At the federal level, he served as chief of staff briefly to former Progressive Conservative prime minister Brian Mulroney and to former Conservative finance minister Jim Flaherty during Stephen Harper's administration.
"His vast experience in government at both the provincial and federal levels and knowledge of the Manitoba government's needs and priorities make him the right choice and fit to serve as clerk at this time," Pallister said in announcing the appointment Thursday, a day after the Free Press reported that McLaughlin appeared to be a leading candidate for the job.
Opposition politicians condemned the appointment.
"I think it's a kind of corruption and an unacceptable politicization of the public sector," said Liberal Leader Dougald Lamont. "That position is not a patronage appointment that's supposed to be filled by PC friends."
Lamont said while he recognizes that the clerk's role requires someone who is politically savvy, McLaughlin has been highly partisan — sharing his views publicly on Twitter until he recently closed his account.
"If the previous clerk of the executive council said the sort of things that McLaughlin said on Twitter... they'd lose their job — for good reason," he said.
"I think it's a kind of corruption and an unacceptable politicization of the public sector. That position is not a patronage appointment that's supposed to be filled by PC friends." — Liberal Leader Dougald Lamont
NDP Leader Wab Kinew said McLaughlin's appointment as the province's top civil servant may herald "more economic pain" for Manitobans.
He noted that during the 2019 election campaign, which McLaughlin masterminded on behalf of the PCs, the party pledged to pay for its promises by reducing spending by $856 million in other areas — a figure virtually identical to the spending cuts the government is now implementing during the COVID-19 pandemic.
"It's pretty tough for the premier to justify giving his friend a really high-paying six-figure salary when he's giving out pink slips to so many other Manitobans," Kinew said.
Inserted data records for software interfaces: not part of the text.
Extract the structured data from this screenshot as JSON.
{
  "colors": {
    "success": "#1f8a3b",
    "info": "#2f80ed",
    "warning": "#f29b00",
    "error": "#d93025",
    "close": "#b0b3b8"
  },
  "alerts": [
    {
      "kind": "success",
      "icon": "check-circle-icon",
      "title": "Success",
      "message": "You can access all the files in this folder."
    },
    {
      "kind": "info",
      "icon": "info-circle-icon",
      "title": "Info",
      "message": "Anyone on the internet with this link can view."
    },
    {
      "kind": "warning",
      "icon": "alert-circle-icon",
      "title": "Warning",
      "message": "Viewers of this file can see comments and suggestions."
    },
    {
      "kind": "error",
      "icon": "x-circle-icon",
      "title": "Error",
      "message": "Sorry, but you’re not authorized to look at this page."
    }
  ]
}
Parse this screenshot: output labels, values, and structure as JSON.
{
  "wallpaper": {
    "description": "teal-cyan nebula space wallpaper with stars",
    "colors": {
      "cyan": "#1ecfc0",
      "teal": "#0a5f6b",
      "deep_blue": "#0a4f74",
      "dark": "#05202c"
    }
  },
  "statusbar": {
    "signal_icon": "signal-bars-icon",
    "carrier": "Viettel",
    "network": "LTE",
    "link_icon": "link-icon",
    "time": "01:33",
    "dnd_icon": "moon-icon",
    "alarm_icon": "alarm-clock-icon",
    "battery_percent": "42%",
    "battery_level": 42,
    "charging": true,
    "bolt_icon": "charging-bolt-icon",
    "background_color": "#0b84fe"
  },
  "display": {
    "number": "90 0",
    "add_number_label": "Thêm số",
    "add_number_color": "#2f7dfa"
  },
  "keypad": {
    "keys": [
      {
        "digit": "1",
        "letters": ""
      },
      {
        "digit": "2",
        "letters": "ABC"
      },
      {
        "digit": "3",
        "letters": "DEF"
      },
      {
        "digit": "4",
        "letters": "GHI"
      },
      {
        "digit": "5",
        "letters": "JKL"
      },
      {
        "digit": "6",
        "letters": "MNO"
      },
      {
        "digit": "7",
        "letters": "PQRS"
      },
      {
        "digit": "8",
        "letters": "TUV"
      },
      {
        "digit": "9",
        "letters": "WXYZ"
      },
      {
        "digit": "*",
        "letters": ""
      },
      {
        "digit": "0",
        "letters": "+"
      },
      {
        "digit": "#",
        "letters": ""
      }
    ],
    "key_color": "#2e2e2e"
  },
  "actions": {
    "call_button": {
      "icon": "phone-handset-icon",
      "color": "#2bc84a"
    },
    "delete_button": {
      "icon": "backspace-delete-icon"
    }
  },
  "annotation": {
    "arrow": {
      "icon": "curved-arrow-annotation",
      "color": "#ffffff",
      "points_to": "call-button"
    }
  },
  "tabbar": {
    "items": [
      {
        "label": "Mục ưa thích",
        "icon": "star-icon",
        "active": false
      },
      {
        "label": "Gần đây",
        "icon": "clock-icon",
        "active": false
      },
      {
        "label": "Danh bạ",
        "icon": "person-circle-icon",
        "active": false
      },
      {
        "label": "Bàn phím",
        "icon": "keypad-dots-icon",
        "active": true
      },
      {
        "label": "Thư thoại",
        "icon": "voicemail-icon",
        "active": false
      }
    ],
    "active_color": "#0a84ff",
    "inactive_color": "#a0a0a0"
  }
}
McLaughlin has worked periodically for the government since helping Pallister's PCs win their first successful election in 2016.
He was the principal architect of the government's Climate and Green Plan, which was unveiled in 2017. Most recently, he received a $25,000 tendered consulting services contract.
However, he has not received any payment from the PCs since his work in last fall's election, said party treasurer Gestur Kristjansson.
"It's pretty tough for the premier to justify giving his friend a really high-paying six-figure salary when he's giving out pink slips to so many other Manitobans." — NDP Leader Wab Kinew
"He's certainly not reporting to us. There's no day-to-day activity with the party," Kristjansson said Thursday.
Neither is McLaughlin being reimbursed by the PCs for any expenses, including for travel to and from his Ottawa home, the party official said.
"There's no compensation or expense reimbursement to David now from the party," he said.
McLaughlin did not return a request for comment.
In 2017, the Pallister government came under fire when the Opposition New Democrats obtained documents under freedom-of-information legislation showing the province had covered about $60,000 in travel and other expenses incurred by McLaughlin — mainly to and from his Ottawa home.
On Thursday, Pallister said McLaughlin would take up residence in Manitoba.
As far as moving expenses, the premier said McLaughlin would receive "no more than any other civil servant would receive" to take a job in Manitoba.
In addition to his other duties, McLaughlin will serve as secretary to cabinet and deputy minister for the province's Climate and Green Plan Implementation Office.
Larry Kusch didn’t know what he wanted to do with his life until he attended a high school newspaper editor’s workshop in Regina in the summer of 1969 and listened to a university student speak glowingly about the journalism program at Carleton University in Ottawa.